PROBLEM DETAILS: Look through the entries that follow and return each line that has the string "attempt".

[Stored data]
***
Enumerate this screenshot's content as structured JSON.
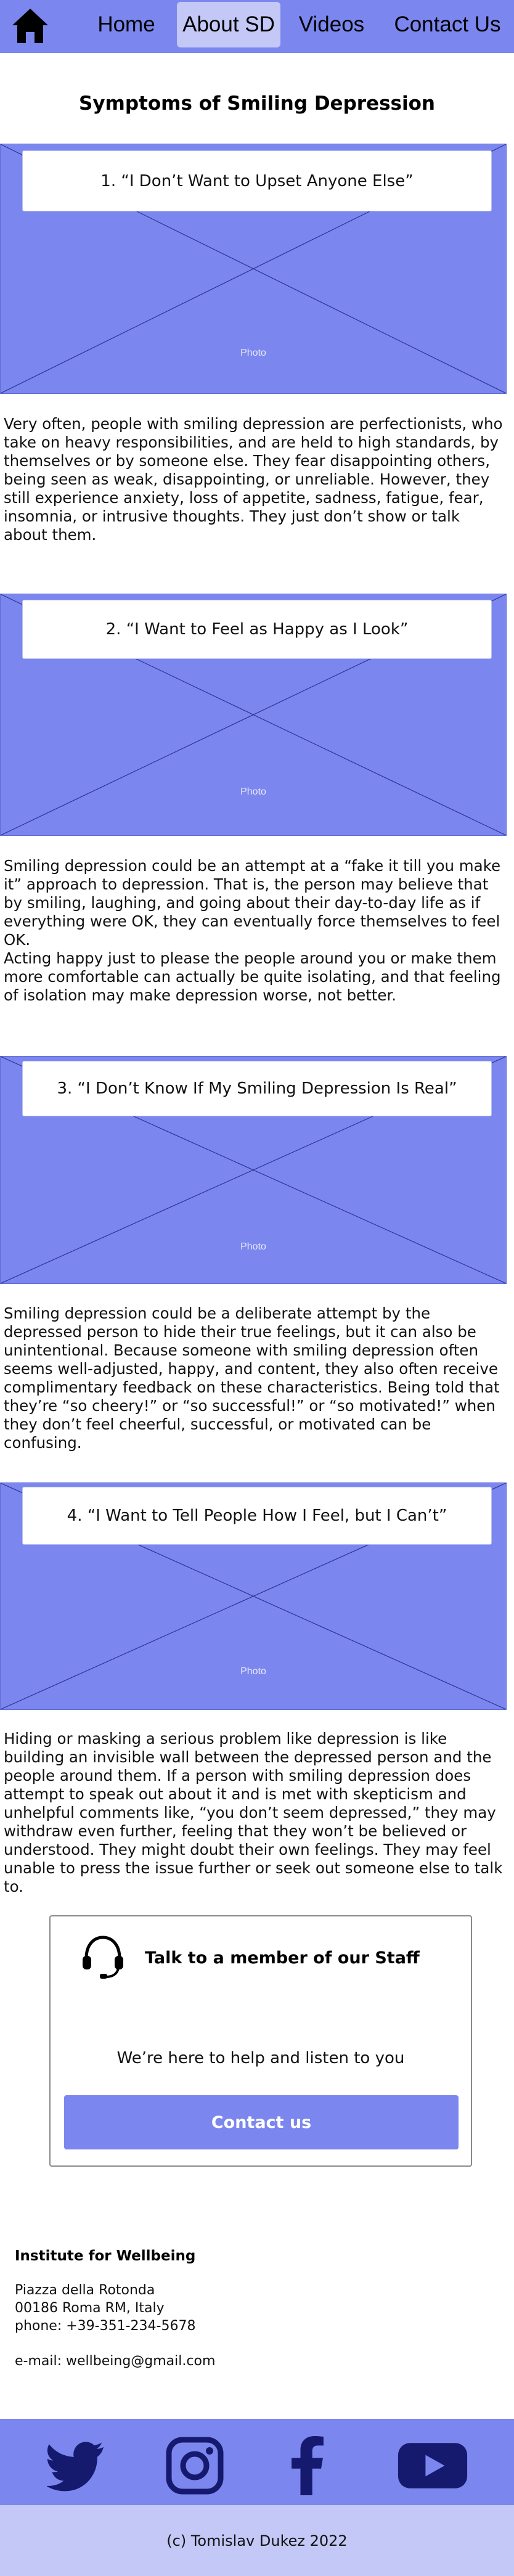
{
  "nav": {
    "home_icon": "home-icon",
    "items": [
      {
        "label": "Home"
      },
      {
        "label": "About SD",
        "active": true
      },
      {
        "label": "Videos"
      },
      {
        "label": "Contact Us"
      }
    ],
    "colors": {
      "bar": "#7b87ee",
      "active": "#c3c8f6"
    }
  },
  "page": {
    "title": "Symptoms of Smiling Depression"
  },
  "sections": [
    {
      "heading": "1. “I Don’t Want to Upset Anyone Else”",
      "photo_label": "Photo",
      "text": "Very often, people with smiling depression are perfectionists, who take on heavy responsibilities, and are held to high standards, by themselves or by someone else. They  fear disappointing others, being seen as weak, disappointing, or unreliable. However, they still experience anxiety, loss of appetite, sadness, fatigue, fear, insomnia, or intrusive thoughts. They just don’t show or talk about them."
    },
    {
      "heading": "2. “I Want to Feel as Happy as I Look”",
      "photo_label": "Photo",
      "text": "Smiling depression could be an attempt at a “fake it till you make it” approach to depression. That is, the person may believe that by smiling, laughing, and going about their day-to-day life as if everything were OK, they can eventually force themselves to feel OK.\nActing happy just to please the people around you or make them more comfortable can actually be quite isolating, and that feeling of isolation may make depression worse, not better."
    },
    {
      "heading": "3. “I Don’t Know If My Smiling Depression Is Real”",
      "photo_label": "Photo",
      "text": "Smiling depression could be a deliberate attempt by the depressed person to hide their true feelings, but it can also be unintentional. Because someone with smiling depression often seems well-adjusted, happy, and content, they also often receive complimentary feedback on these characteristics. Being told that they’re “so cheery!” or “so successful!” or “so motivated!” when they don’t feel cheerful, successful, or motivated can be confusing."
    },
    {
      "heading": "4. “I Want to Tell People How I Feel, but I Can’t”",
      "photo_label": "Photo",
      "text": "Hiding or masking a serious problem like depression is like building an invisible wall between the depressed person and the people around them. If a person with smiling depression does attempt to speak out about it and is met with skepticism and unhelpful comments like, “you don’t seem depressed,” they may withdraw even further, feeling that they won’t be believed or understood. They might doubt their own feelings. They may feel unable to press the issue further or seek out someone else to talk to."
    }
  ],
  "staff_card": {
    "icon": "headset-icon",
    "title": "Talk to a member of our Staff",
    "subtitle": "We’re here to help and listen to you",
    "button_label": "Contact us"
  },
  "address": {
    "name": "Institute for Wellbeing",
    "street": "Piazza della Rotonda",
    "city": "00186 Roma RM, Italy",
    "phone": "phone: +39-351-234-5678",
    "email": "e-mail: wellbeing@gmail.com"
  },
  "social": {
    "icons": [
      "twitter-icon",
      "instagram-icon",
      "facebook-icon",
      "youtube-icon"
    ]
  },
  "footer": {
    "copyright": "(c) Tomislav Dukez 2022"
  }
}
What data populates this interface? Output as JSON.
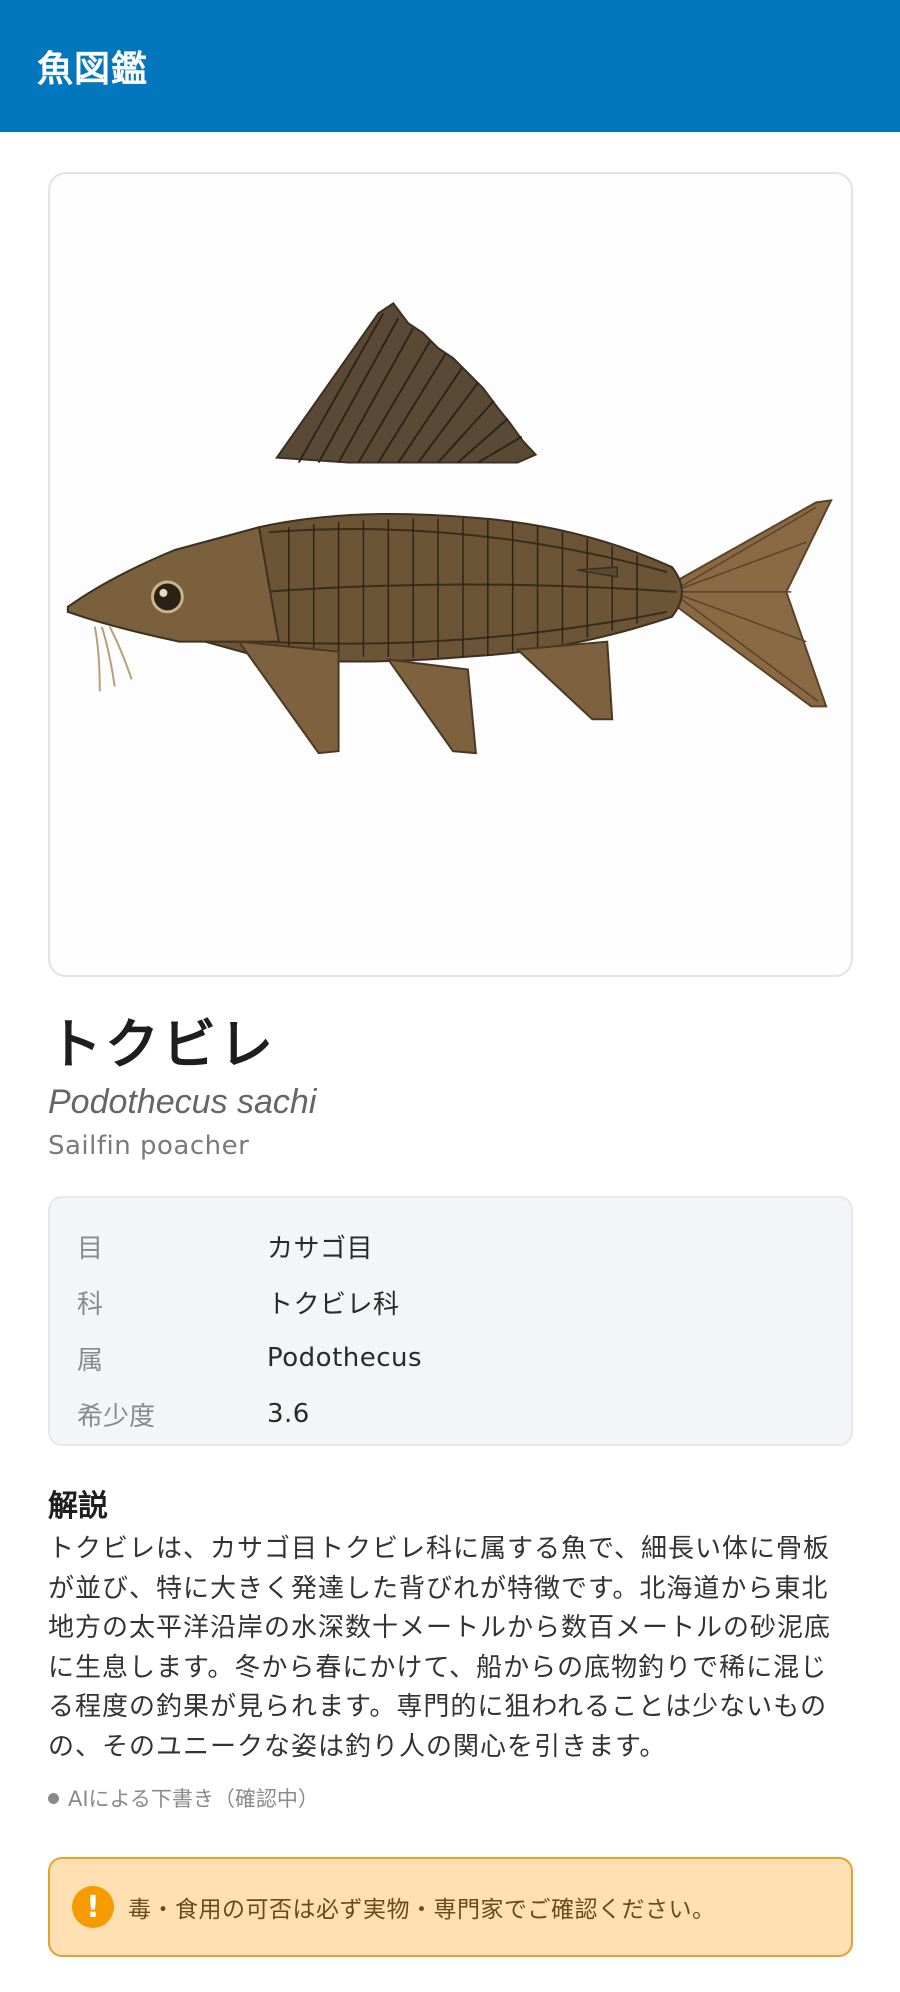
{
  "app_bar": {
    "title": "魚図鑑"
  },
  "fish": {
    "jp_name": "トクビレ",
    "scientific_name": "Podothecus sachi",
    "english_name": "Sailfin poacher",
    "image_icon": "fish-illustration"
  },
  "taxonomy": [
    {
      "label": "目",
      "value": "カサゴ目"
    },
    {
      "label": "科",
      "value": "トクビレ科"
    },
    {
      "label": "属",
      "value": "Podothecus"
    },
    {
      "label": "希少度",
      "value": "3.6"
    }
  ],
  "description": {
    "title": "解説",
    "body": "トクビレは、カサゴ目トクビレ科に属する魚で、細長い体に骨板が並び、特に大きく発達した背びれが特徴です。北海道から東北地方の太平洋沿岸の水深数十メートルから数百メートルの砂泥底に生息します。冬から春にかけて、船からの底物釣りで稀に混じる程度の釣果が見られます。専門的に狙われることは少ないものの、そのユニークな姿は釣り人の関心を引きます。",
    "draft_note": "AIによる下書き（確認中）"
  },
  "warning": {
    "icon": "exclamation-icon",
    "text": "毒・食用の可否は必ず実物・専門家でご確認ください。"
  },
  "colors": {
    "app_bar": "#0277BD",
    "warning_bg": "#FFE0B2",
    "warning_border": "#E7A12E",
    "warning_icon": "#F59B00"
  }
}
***
RESULT FOR THIS TASK:
      "text": "Smiling depression could be an attempt at a “fake it till you make it” approach to depression. That is, the person may believe that by smiling, laughing, and going about their day-to-day life as if everything were OK, they can eventually force themselves to feel OK.\nActing happy just to please the people around you or make them more comfortable can actually be quite isolating, and that feeling of isolation may make depression worse, not better."
      "text": "Smiling depression could be a deliberate attempt by the depressed person to hide their true feelings, but it can also be unintentional. Because someone with smiling depression often seems well-adjusted, happy, and content, they also often receive complimentary feedback on these characteristics. Being told that they’re “so cheery!” or “so successful!” or “so motivated!” when they don’t feel cheerful, successful, or motivated can be confusing."
      "text": "Hiding or masking a serious problem like depression is like building an invisible wall between the depressed person and the people around them. If a person with smiling depression does attempt to speak out about it and is met with skepticism and unhelpful comments like, “you don’t seem depressed,” they may withdraw even further, feeling that they won’t be believed or understood. They might doubt their own feelings. They may feel unable to press the issue further or seek out someone else to talk to."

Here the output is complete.